------ Data in this exercise ------

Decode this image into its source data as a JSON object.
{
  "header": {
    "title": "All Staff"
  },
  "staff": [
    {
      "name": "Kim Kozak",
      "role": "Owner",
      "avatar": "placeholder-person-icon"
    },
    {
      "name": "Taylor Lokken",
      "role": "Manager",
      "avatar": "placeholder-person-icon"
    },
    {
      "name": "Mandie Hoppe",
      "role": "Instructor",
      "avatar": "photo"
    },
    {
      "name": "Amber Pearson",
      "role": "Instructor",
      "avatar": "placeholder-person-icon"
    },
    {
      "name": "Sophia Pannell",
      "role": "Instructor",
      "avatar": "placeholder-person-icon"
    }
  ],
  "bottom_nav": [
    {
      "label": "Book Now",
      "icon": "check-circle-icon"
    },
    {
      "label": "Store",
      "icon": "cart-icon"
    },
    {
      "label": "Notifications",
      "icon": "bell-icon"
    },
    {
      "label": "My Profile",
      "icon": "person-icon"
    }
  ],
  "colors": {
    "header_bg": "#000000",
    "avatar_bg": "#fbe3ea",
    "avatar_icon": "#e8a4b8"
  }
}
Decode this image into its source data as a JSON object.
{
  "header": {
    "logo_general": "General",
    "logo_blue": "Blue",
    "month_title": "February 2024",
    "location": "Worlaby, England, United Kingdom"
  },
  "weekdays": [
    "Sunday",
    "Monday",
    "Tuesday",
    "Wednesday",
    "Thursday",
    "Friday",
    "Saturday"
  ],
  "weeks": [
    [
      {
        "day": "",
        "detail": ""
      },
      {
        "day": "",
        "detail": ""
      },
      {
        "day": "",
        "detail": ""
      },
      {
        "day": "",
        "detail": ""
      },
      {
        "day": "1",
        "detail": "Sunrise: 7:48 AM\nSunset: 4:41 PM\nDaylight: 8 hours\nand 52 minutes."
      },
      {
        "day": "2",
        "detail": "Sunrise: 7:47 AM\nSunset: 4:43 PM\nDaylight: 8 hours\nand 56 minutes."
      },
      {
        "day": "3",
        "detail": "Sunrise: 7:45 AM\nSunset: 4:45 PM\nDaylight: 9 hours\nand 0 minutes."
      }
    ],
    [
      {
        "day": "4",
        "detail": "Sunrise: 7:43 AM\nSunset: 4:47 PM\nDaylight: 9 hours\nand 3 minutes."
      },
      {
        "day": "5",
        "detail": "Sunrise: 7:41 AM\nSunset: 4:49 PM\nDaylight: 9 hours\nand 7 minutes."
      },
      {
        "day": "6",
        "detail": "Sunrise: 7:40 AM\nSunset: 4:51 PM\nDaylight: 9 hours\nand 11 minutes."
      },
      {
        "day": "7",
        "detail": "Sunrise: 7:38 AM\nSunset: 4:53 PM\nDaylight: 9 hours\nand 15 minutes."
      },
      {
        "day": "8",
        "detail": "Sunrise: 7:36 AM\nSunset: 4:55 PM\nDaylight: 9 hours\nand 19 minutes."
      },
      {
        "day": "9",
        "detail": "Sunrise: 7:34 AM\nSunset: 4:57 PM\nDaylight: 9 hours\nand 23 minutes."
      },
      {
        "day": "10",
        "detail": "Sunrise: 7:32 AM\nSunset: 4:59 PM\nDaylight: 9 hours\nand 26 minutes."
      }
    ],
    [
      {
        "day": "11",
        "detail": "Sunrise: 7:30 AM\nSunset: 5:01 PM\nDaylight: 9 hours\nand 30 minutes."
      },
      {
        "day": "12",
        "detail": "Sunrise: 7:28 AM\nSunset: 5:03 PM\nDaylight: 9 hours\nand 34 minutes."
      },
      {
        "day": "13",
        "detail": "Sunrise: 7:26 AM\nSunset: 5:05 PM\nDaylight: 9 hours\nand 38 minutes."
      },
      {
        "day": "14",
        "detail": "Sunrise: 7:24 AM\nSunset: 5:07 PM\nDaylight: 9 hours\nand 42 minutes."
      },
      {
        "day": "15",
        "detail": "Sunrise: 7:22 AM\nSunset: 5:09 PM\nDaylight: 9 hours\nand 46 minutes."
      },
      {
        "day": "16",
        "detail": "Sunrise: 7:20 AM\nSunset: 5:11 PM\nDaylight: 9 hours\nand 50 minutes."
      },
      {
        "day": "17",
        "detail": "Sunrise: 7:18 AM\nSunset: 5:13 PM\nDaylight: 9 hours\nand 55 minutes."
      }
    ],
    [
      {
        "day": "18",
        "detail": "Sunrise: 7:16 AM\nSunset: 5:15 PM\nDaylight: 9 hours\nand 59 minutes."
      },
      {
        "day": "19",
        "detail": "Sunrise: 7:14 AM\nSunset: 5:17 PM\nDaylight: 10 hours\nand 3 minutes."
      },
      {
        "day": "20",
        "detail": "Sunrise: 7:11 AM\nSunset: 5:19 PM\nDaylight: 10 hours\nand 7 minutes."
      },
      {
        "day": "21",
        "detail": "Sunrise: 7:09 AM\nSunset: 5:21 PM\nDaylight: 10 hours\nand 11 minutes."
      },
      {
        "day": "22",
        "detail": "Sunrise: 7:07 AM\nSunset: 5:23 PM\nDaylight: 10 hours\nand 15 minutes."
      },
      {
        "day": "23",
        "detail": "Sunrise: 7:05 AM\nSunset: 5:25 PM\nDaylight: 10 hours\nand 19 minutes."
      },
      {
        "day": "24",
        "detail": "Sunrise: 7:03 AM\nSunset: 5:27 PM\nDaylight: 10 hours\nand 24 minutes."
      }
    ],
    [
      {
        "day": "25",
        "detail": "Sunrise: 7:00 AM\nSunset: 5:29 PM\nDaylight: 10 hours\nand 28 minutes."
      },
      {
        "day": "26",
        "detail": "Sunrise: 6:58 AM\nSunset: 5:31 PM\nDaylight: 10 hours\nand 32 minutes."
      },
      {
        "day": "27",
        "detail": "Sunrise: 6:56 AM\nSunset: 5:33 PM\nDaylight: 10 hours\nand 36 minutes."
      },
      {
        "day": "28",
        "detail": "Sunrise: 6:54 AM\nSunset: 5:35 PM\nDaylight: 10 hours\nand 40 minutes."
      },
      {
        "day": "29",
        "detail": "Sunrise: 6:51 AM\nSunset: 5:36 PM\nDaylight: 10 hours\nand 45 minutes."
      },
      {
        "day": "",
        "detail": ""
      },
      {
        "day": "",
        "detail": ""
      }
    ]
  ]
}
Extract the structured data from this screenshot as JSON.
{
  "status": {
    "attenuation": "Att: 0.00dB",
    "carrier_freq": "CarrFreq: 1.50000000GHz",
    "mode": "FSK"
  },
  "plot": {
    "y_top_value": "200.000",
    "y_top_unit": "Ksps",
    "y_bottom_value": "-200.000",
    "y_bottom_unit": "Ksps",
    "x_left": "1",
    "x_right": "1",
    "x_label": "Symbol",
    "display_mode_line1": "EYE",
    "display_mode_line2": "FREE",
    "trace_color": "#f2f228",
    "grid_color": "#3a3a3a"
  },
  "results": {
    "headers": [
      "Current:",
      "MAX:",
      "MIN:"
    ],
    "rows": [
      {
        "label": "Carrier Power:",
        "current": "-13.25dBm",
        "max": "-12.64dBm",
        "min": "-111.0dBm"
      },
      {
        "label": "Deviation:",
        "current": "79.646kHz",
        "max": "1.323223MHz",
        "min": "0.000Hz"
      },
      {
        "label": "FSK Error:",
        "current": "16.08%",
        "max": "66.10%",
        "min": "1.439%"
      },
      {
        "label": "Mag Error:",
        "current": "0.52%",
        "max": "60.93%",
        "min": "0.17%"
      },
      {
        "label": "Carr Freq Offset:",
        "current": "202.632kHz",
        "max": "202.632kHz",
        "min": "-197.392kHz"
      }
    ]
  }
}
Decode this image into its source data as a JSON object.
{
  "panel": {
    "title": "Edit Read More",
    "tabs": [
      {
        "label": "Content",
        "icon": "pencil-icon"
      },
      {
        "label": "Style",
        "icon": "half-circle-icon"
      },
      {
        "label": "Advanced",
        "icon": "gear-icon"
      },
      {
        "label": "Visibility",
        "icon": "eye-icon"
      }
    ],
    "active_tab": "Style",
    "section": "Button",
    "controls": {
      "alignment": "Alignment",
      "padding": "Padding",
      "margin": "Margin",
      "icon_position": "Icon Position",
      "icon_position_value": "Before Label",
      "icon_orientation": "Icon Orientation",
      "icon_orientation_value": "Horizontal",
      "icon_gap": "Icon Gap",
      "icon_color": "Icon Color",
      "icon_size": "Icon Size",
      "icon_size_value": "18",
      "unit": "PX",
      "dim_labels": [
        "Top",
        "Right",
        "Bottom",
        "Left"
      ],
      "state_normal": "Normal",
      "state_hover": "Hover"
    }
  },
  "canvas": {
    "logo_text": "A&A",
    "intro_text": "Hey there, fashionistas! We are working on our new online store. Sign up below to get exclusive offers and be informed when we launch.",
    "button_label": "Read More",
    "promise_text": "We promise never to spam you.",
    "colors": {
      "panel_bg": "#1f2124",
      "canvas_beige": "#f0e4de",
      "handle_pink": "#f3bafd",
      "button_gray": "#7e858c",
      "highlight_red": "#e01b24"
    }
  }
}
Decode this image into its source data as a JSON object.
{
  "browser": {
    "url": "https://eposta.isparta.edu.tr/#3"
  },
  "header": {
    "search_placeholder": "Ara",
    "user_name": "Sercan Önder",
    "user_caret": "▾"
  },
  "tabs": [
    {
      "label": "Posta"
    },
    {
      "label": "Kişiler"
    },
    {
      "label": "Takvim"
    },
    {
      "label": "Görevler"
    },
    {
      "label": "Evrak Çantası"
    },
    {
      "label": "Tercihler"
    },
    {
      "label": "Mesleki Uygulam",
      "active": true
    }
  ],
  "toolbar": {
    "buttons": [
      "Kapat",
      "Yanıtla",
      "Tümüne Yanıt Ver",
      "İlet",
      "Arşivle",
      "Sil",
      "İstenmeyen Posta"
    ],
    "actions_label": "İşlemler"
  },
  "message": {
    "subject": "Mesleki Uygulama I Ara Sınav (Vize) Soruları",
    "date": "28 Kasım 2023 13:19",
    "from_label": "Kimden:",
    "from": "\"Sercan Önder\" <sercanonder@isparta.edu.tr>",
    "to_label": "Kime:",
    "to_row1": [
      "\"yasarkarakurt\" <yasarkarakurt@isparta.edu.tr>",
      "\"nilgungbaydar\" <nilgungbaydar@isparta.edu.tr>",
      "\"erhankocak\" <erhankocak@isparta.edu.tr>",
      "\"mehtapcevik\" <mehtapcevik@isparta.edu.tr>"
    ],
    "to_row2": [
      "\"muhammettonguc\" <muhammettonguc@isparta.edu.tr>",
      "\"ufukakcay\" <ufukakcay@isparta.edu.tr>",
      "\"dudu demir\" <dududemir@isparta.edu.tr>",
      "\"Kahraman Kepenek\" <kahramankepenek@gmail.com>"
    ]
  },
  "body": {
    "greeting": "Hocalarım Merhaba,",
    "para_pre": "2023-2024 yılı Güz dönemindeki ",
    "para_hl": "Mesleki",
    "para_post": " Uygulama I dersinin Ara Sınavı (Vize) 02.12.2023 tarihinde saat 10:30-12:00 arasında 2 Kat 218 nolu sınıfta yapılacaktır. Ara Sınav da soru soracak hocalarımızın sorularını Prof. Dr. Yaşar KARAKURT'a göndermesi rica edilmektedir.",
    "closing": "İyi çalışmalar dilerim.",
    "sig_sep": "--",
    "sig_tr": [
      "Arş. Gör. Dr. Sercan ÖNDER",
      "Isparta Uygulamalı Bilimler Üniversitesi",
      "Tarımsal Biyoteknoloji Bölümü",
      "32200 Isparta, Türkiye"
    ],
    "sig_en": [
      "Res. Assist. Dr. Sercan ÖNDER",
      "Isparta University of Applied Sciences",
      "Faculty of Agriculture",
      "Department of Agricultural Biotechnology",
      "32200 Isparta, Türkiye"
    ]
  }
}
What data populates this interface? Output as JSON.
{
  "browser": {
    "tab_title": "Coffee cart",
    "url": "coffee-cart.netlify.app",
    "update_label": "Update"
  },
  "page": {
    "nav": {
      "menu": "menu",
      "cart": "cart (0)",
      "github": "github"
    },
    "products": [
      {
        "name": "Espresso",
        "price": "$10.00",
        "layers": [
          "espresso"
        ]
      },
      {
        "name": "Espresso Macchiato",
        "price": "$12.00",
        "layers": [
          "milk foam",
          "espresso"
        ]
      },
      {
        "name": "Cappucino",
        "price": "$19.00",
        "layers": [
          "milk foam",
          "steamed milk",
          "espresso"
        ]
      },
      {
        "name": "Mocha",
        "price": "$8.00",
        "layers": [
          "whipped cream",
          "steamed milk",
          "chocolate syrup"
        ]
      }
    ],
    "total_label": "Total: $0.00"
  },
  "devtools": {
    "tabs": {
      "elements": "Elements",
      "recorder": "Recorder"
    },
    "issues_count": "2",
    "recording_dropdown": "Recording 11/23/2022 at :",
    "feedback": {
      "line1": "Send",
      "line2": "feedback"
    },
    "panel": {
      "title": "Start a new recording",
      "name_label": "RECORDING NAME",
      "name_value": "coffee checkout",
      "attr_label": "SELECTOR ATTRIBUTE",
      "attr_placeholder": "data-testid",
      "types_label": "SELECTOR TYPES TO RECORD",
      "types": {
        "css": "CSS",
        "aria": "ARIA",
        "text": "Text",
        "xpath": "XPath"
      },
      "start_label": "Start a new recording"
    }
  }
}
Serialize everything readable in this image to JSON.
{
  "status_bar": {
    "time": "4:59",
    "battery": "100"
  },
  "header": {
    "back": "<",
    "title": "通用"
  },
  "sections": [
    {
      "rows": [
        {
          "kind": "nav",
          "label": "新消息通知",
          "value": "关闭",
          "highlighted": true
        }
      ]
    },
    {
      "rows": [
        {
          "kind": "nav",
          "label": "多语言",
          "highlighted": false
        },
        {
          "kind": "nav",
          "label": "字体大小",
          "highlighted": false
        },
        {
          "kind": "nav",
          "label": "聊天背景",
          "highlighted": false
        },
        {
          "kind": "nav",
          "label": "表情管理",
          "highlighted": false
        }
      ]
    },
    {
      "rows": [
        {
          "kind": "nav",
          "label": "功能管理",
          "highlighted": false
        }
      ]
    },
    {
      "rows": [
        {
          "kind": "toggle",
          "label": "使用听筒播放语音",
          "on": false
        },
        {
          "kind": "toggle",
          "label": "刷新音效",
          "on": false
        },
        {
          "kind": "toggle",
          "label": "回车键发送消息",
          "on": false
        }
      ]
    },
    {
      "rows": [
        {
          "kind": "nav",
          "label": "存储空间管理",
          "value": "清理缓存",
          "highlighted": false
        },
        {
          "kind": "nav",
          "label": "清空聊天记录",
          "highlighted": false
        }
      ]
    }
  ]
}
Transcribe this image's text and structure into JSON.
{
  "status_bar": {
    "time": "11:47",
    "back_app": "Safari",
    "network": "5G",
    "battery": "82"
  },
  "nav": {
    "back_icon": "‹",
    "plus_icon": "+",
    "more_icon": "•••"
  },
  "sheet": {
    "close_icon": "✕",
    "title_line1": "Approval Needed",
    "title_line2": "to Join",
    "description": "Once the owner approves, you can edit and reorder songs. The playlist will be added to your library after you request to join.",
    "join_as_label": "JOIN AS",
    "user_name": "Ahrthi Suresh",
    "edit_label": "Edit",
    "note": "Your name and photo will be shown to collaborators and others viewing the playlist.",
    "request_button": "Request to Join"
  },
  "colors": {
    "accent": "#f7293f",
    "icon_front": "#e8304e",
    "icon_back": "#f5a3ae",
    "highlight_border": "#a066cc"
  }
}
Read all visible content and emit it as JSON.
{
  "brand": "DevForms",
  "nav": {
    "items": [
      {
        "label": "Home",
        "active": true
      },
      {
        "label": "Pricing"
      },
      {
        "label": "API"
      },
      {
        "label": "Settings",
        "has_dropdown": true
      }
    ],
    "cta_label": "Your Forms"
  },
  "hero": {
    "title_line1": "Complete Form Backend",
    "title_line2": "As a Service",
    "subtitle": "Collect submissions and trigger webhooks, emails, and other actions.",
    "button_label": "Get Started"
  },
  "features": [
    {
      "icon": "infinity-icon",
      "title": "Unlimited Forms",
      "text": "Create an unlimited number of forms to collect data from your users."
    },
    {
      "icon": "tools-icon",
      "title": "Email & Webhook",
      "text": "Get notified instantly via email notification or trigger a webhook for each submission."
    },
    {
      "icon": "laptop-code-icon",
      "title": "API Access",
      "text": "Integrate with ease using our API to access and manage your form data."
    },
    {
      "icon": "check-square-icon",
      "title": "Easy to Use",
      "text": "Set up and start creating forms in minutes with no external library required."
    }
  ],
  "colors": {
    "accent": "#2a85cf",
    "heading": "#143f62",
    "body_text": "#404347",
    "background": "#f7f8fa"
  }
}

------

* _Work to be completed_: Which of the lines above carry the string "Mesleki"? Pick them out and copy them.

* _Answer to the problem_:
      "label": "Mesleki Uygulam",
    "subject": "Mesleki Uygulama I Ara Sınav (Vize) Soruları",
    "para_hl": "Mesleki",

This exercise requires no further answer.